"My father committed suicide when I was a teenager," explains Ismael who has schizophrenia, "but nobody, nobody wanted to talk about it." He adds, "I remember that I asked (my dad), and he said, 'Yes, I hear voices and I don't know what to do with them because they are real.' And I heard voices, too, so understood him."

"Just knowing that someone else has gone through the same things that I've gone through is very comforting," admits Jessica.

"Family support is critical, crucial," says Stalters. "People with severe psychiatric disorders are eligible for Medicare and Medicaid, but the process is so profoundly complex that unless you have an advocate you aren't going to get it."

'John' has a family member with schizophrenia. He explains, "We circled around our family member and gave them as much love and understanding, even when we didn't really know what was going on with them ourselves."

Stalters warns there is bad news for folks who think you can self-medicate your brain issues away with marijuana. "Smoking pot, if you are at risk for psychosis, will trigger psychosis," she says, "and I've even known a person who lived with schizophrenia and their roommate smoked pot, and it triggered their psychosis."

If you think you may have some brain issues, seek help. It won't be as easy to treat as a sore throat, but despite what some people think, it's really not any different.

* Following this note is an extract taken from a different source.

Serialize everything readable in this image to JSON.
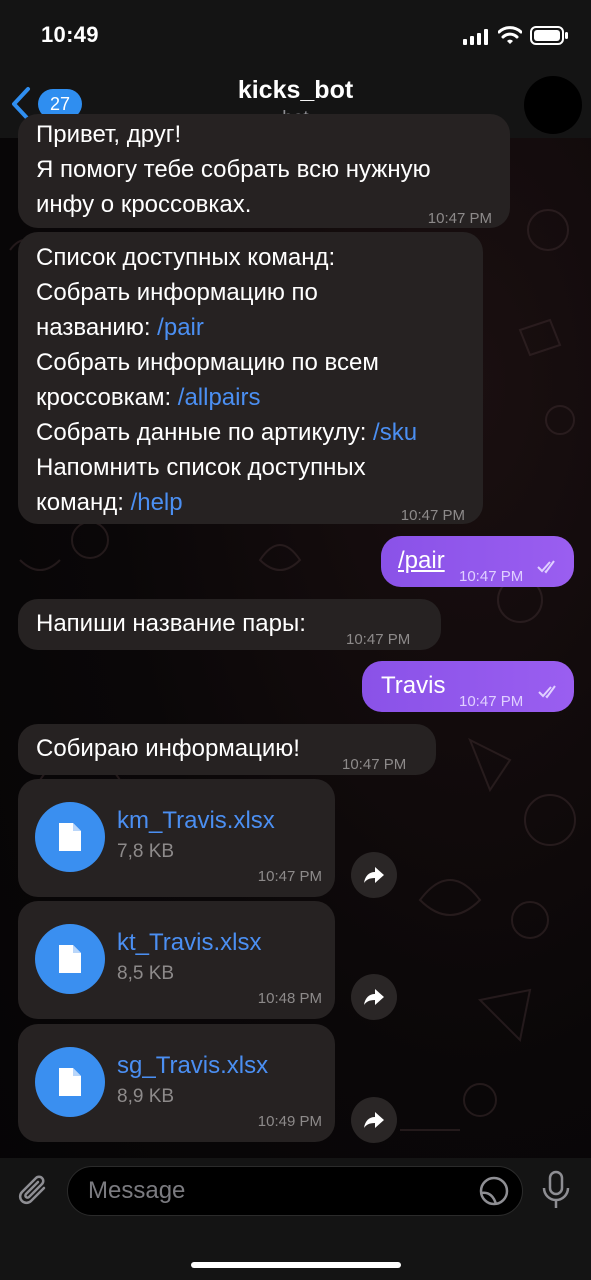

SARDAA is having a Casino Night to help raise awareness. Click here for more details.